The College of Nurses of Ontario (CNO) is investigating after two nurses from the province travelled to Washington D.C. to allegedly participate in an anti-lockdown event preceding the Capitol Hill riot last week.

In videos posted to social media by the group, "Nurses Against Lockdowns” the women are seen addressing the crowd at the “Global Frontline Nurses” summit in Washington DC, an event that was scheduled to take place in front of the U.S. Supreme Court just hours before a group of rioters stormed the U.S. Capitol building, breaking windows and tearing through the offices of elected officials.

In one video, Sarah Choujounian identifies herself to the crowd as a nurse from Toronto who has spent most of her 16-year career working in a nursing home.

She claims she was fired after speaking out against lockdowns on social media, expresses concern that vaccines could harm seniors, and says restrictions on visitors at nursing homes constitute "crimes against humanity.”

According to the CNO, Choujounian worked at Norfinch Care Community in North York until 2020.

Kristen Nagle, a neonatal intensive care unit nurse from London according to the CNO, is shown speaking in another video.

Addressing the crowd, Nagle suggests the number of COVID-19 deaths compared to Canada’s overall population is evidence that the health restrictions are “crazy.”

Public health officials have repeatedly stressed that the dangers of the virus cannot simply be measured in deaths, but must also be measured by the danger posed to the overall health care system due to the diversion of resources to deal with the rising number of COVID-19 patients.

In Ontario, the rising number of COVID-19 cases is threatening to postpone surgeries for cancer, organ transplants, heart problems and other serious issues.

Nagle also speaks out against the use of masks, gloves and “synthetic drugs” in the video.

In a statement to CTV News Toronto, the college said it is investigating both women.

“The College of Nurses of Ontario (CNO) is investigating Kristen Nagle and Sarah Choujounian,” the statement read. “The legislation does not permit us to provide details on the progress or ongoing status.”

However, the college said that any outcome from the investigation that can be disclosed under current legislation will be shared publicly.

The London Health Sciences Centre also confirmed Nagle has been on unpaid leave since she took part in another event in November.

“We continue to learn of actions involving an NICU nurse at London Health Sciences Centre that are not aligned with LHSC’s values,” the LHSC statement to CTV News Toronto reads.

“Upon originally learning of concerns related to participation in a local anti-masking rally back in November, LHSC took immediate action to ensure the hospital remains a safe environment for everyone by placing her on an unpaid leave pending the results of the investigation.
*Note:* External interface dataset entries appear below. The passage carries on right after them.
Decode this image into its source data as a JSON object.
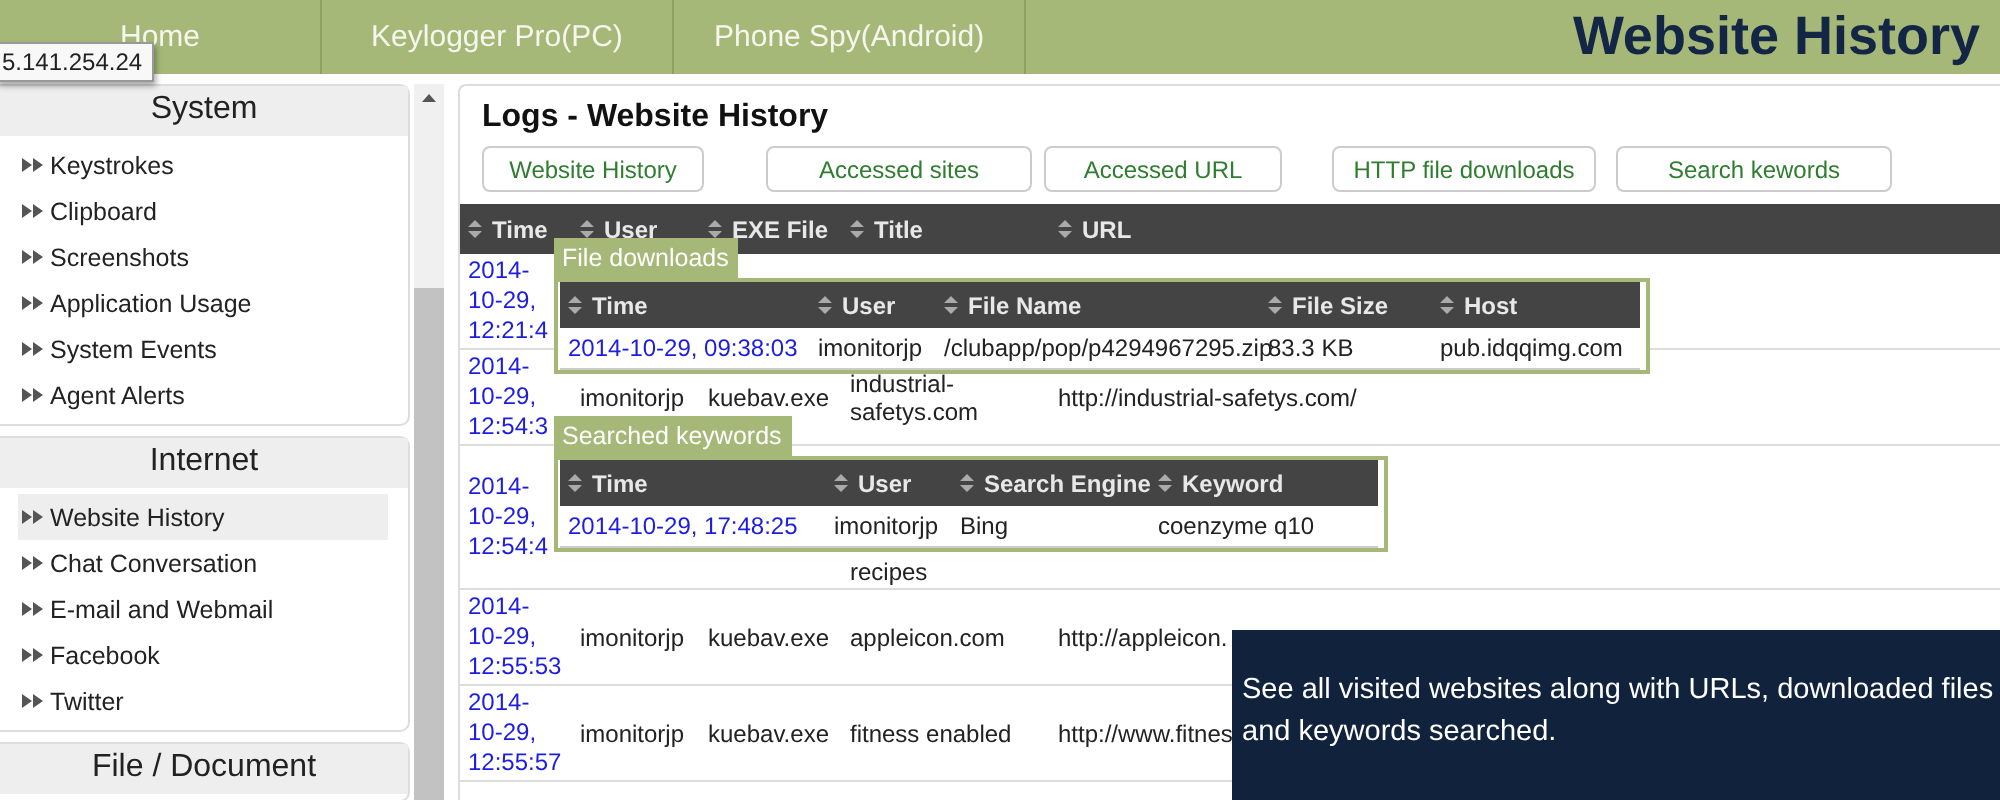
{
  "nav": {
    "tabs": [
      {
        "label": "Home",
        "selected": false
      },
      {
        "label": "Keylogger Pro(PC)",
        "selected": false
      },
      {
        "label": "Phone Spy(Android)",
        "selected": false
      }
    ],
    "page_title": "Website History",
    "tooltip": "5.141.254.24"
  },
  "sidebar": {
    "sections": [
      {
        "title": "System",
        "items": [
          {
            "label": "Keystrokes",
            "selected": false
          },
          {
            "label": "Clipboard",
            "selected": false
          },
          {
            "label": "Screenshots",
            "selected": false
          },
          {
            "label": "Application Usage",
            "selected": false
          },
          {
            "label": "System Events",
            "selected": false
          },
          {
            "label": "Agent Alerts",
            "selected": false
          }
        ]
      },
      {
        "title": "Internet",
        "items": [
          {
            "label": "Website History",
            "selected": true
          },
          {
            "label": "Chat Conversation",
            "selected": false
          },
          {
            "label": "E-mail and Webmail",
            "selected": false
          },
          {
            "label": "Facebook",
            "selected": false
          },
          {
            "label": "Twitter",
            "selected": false
          }
        ]
      },
      {
        "title": "File / Document"
      }
    ]
  },
  "logs": {
    "title": "Logs - Website History",
    "buttons": [
      "Website History",
      "Accessed sites",
      "Accessed URL",
      "HTTP file downloads",
      "Search kewords"
    ],
    "columns": [
      "Time",
      "User",
      "EXE File",
      "Title",
      "URL"
    ],
    "rows": [
      {
        "time": "2014-\n10-29,\n12:21:4"
      },
      {
        "time": "2014-\n10-29,\n12:54:3",
        "user": "imonitorjp",
        "exe": "kuebav.exe",
        "title": "industrial-safetys.com",
        "url": "http://industrial-safetys.com/"
      },
      {
        "time": "2014-\n10-29,\n12:54:4",
        "title": "recipes"
      },
      {
        "time": "2014-\n10-29,\n12:55:53",
        "user": "imonitorjp",
        "exe": "kuebav.exe",
        "title": "appleicon.com",
        "url": "http://appleicon."
      },
      {
        "time": "2014-\n10-29,\n12:55:57",
        "user": "imonitorjp",
        "exe": "kuebav.exe",
        "title": "fitness enabled",
        "url": "http://www.fitnes"
      }
    ]
  },
  "file_downloads": {
    "label": "File downloads",
    "columns": [
      "Time",
      "User",
      "File Name",
      "File Size",
      "Host"
    ],
    "rows": [
      [
        "2014-10-29, 09:38:03",
        "imonitorjp",
        "/clubapp/pop/p4294967295.zip",
        "83.3 KB",
        "pub.idqqimg.com"
      ]
    ]
  },
  "searched_keywords": {
    "label": "Searched keywords",
    "columns": [
      "Time",
      "User",
      "Search Engine",
      "Keyword"
    ],
    "rows": [
      [
        "2014-10-29, 17:48:25",
        "imonitorjp",
        "Bing",
        "coenzyme q10"
      ]
    ]
  },
  "caption": "See all visited websites along with URLs, downloaded files and keywords searched."
}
We anticipate an outcome to be reached within the coming weeks.”  

CTV News Toronto has reached out to both women for comment, but has not heard back so far.

The CNO also pointed to a statement of support for current health measures on its website which urges nurses to be responsible for what they post online.

"Nurses are leaders in the community and the public’s trust in nurses may extend to their views on health matters communicated on social media and other forums,” the statement reads. “Statements made by nurses in public forums have the potential to impact the health and safety of the public.

“Nurses have a professional accountability to: use accurate sources of information based in scientific theory and evidence, to inform their professional service and practice."

The federal government has also been advising Canadians against nonessential travel for months because of the risk of spreading the virus and its various strains.

-          With files from CTV News Toronto’s Sean Leathong